Recently, LeanDNA had the opportunity to host a discussion involving experienced manufacturing leaders from Chamberlain Group, HNI Corporation, and PSG Dover.
The three main learning objectives covered in the Building Supply Chain Resilience Webinar included:
- Shortages and issues discrete manufacturers face
- The role technology plays in addressing these challenges
- How to utilize modernized planning and optimization tools for actionable insights
This blog serves as a resource to summarize the key takeaways from the conversation, you can also download the full webinar video for additional details on the topics discussed.
Manufacturers Face a New Set of Challenges from the Impacts of the Shortage Economy
The Great Supply Chain Disruption
With the ongoing effects of the shortage economy, surveys are showing that 83% of the supply chain feels overwhelmed.
To alleviate cognitive overload, manufacturing leaders are looking for ways to digitally transform their supply chain.

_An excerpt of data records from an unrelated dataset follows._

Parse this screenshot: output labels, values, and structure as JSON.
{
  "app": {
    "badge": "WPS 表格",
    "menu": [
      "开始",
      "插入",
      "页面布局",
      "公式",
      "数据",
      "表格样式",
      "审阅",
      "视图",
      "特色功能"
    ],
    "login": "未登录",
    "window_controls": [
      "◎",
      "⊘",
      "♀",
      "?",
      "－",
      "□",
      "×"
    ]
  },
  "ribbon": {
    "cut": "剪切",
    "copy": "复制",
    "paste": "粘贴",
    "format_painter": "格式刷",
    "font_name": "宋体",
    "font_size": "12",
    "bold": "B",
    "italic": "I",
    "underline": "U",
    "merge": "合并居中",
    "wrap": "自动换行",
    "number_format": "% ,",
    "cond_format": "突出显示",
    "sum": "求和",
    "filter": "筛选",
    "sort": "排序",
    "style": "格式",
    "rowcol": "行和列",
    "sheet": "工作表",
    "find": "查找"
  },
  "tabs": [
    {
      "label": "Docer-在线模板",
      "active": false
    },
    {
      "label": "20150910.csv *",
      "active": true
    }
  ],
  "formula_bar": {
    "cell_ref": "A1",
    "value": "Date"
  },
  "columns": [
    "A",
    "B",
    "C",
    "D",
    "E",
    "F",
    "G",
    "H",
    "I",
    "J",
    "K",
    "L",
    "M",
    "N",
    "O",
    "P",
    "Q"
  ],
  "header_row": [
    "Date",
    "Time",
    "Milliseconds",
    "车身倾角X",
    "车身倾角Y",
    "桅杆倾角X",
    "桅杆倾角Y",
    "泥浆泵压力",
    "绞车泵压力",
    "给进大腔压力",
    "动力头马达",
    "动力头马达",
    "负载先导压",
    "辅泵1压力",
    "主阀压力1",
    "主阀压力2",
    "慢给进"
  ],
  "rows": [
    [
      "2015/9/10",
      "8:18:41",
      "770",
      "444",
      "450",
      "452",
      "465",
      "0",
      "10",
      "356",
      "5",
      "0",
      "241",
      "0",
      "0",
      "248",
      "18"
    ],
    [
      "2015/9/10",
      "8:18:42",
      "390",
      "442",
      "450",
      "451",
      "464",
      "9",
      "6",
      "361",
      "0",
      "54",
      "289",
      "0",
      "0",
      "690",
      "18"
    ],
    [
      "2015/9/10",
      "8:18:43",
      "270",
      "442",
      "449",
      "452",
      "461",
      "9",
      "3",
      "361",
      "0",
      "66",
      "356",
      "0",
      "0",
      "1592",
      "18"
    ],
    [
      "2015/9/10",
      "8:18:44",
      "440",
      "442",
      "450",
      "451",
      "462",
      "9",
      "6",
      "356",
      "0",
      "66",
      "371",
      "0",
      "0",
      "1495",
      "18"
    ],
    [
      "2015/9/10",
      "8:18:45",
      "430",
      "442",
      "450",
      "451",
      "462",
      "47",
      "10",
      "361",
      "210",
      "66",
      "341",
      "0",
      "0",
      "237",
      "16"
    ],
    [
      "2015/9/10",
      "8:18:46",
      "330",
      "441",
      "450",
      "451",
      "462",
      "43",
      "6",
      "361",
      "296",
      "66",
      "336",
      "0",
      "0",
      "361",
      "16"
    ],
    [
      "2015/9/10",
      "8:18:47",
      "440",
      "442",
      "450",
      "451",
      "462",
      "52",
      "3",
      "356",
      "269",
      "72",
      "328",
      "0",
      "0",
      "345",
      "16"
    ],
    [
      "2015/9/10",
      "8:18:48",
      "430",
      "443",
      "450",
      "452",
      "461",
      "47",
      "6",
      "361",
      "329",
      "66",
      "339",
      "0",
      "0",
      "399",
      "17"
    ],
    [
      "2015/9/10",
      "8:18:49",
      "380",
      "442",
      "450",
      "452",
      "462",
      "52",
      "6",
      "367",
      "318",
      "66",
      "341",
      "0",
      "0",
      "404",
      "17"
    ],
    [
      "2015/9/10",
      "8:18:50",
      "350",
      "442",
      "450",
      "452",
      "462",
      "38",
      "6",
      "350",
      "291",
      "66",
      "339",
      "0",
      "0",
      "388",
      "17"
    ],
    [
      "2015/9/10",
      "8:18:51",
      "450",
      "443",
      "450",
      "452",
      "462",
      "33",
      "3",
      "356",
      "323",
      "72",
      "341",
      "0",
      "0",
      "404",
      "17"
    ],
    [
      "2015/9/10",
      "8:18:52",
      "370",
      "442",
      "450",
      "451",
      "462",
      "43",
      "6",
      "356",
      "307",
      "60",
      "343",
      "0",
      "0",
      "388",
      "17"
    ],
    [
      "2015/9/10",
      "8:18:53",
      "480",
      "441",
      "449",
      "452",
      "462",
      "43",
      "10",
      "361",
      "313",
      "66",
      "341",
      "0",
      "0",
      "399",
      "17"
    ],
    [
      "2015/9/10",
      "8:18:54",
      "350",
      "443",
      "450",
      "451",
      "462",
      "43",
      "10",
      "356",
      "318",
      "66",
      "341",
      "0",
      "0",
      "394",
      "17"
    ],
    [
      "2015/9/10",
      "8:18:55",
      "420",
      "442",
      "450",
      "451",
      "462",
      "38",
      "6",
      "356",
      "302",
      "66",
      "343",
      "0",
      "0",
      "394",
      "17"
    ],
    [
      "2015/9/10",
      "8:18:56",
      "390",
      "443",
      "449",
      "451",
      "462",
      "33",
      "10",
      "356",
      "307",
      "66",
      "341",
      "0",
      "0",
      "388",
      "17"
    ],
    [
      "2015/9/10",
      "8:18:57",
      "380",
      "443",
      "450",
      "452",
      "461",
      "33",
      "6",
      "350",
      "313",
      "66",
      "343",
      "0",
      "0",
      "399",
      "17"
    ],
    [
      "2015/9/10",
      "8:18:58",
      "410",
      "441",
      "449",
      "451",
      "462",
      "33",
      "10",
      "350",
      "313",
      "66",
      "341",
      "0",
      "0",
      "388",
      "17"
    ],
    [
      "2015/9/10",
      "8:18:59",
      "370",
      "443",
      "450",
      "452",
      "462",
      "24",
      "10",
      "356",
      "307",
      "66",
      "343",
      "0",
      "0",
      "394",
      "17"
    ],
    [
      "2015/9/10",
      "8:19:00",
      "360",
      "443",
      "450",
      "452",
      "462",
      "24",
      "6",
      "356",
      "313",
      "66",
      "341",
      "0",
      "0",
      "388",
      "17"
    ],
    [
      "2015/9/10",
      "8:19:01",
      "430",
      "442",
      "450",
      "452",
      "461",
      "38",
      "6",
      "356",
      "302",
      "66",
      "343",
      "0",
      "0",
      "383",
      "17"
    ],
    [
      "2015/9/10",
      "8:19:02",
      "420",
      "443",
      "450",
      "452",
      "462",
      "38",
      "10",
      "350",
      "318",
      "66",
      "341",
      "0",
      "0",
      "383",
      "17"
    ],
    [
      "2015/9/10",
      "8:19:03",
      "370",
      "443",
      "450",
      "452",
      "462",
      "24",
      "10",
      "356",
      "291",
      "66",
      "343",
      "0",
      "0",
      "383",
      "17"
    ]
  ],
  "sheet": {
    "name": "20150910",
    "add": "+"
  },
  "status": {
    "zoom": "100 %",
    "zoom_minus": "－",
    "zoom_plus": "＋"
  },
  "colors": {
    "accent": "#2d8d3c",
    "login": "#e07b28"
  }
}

However, the issue is 83% of companies find that better decision making is lacking, even after implementing technology. Manufacturers are now finding that the complex technology is more difficult to maintain for long term results.
On the other hand, the traditional processes alone are no longer efficient due to the unforeseen occurrences that have impacted the supply chain.
The most common shortage management stopgaps include:
1. Increasing Safety Stock
Additional inventory eats working capital & further amplifies the strain on suppliers to produce the right materials
2. Expediting Materials
Manufacturers pay high fees to expedite materials to service production priorities and avoid further delays
3. Shortage War Rooms
Without real-time, actionable analytics, the reactive cycle of putting out fires on a daily basis will continue
4. Better Planning
Better planning alone doesn’t help supply chains pivot and adapt faster to changing inputs
5. Homegrown analytics
Stale data analytics aren’t able to produce actionable, fast, and updated insights for better decision making
All of the aforementioned stopgaps are creating silos in supply chain execution that create confusion due to lack of communication, collaboration, and aligned decision making.
The burdens of the supply chain disruption are affecting how planners, buyers, and suppliers co-exist under their previous manual system processes.
The Pain Points of Leading Supply Chain Manufacturers
During the Building Supply Chain Resilience Webinar, it was discovered that even though the companies in the conversation served different industries they all had the same overarching issues.
Supply chain leaders from Chamberlain Group, HNI Corporation, and PSG Dover all expressed their similar pain points of wanting to improve complete on-time shipments, reduce extended lead time, optimize inventory, and better supply chain management.
Manufacturing Supply Chain Management is Pivoting to Adapt as Ongoing Challenges Arise
Previously, the organizations mentioned were using manual, mundane processes that were inefficient for their team, suppliers, and customers. By shifting away from the standard spreadsheet to prescriptive analytics, visibility is enhanced across the organization and a clear picture is given as to what each individual needs to know or do ahead of time.
“Lean DNA has allowed us to just identify those shortages upfront and start working on those issues. And I’m guessing we probably block around 95% of the noise from the plant now, the plant being our direct customer from getting materials, too. So it’s just allowed us to be a little more Proactive in how we manage the business.” -Andrew Shoppa, Supply Chain Manager at HNI Corporation
Each of the participants discussed how they have begun their digital transformation by utilizing LeanDNA’s response-planning platform to streamline processes and optimize their supply chain.
How Industry Leaders are Leveraging Supply Chain Management Solutions to Create Sustainable Strategies
Top manufacturers are utilizing augmented intelligence over business intelligence solutions to generate a purpose-build workflow. Response-planning solutions are designed to be human centric to enable collaboration and better decision making.
Traditional processes centered around network design and planning do not produce actionable insights. It can be quite difficult to plan ahead or pivot strategies with the current business intelligence reports manufacturers are using. To proactively manage supply chain inventory, manufacturers are turning to automate manual tasks for streamlined, standardized procedures with clear visibility across teams.
Supply chain workers are able to reduce repetitive, time-consuming tasks to focus on the information that matters and lighten the cognitive overload that employees are feeling.
LeanDNA is bridging the gap between business intelligence and automated intelligence by introducing an easily integratable platform that is able to yield a sustainable return on investment.
Want to learn more details about the discussion or have questions regarding LeanDNA’s platform? We want to hear from you.